Manhattan will become taller, bulkier and 30 percent wider, to better display its spaghetti of subway lines. Staten Island, meanwhile, will shrink by half. The spreadsheetlike “service guide,” along the map’s bottom border, will be eliminated, and the other three boroughs will grow to fill the space.
A separate, stripped-down map will also be produced, to be displayed only inside subway cars.
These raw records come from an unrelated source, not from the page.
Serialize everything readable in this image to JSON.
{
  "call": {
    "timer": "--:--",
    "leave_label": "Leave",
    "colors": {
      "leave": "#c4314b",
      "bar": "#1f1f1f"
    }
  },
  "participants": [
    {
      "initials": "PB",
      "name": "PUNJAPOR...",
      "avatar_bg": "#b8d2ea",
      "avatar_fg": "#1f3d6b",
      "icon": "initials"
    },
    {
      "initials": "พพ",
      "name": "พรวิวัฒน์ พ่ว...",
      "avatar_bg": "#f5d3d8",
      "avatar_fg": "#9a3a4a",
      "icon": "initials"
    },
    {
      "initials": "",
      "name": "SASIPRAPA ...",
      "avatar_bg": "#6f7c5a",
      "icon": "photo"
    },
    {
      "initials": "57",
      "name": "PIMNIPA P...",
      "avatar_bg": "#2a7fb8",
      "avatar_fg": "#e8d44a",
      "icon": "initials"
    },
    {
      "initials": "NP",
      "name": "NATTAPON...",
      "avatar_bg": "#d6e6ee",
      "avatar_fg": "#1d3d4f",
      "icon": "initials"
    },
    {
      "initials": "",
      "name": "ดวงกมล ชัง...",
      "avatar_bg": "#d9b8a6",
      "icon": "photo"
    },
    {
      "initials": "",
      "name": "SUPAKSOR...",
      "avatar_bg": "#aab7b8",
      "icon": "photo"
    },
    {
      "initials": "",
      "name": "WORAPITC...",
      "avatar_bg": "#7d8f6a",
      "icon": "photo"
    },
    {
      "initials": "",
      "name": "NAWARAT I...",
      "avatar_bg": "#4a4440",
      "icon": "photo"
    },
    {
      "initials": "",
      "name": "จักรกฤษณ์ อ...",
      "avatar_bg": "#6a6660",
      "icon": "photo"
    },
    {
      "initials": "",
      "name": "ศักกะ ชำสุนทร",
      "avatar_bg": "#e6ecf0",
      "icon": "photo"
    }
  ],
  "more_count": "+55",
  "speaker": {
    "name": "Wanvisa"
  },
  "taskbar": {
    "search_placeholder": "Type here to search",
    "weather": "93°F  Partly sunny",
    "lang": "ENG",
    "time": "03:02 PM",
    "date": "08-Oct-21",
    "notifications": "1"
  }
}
Neighborhood names, parks, ferries and bus connections will not appear on this version, making for a less cluttered composition that may be easier to read over a fellow rider’s shoulders.
The authority says its goal is improved clarity — but the redesigned map also marks the latest salvo in a long debate over how to best represent a complex system that can bedevil tourists and natives alike.
THE NEW MTA MAP
A COMPARISON OF HOW MANHATTAN LOOKS
IN THE MTA MAPS FROM 1939 - 2010
AND HOW MANHATTAN ACTUALLY LOOKS
A COMPARISON OF THE OLD 1998 MTA NEW YORK CITY SUBWAY MAP
AND THE NEW 2010 MTA NYC SUBWAY MAP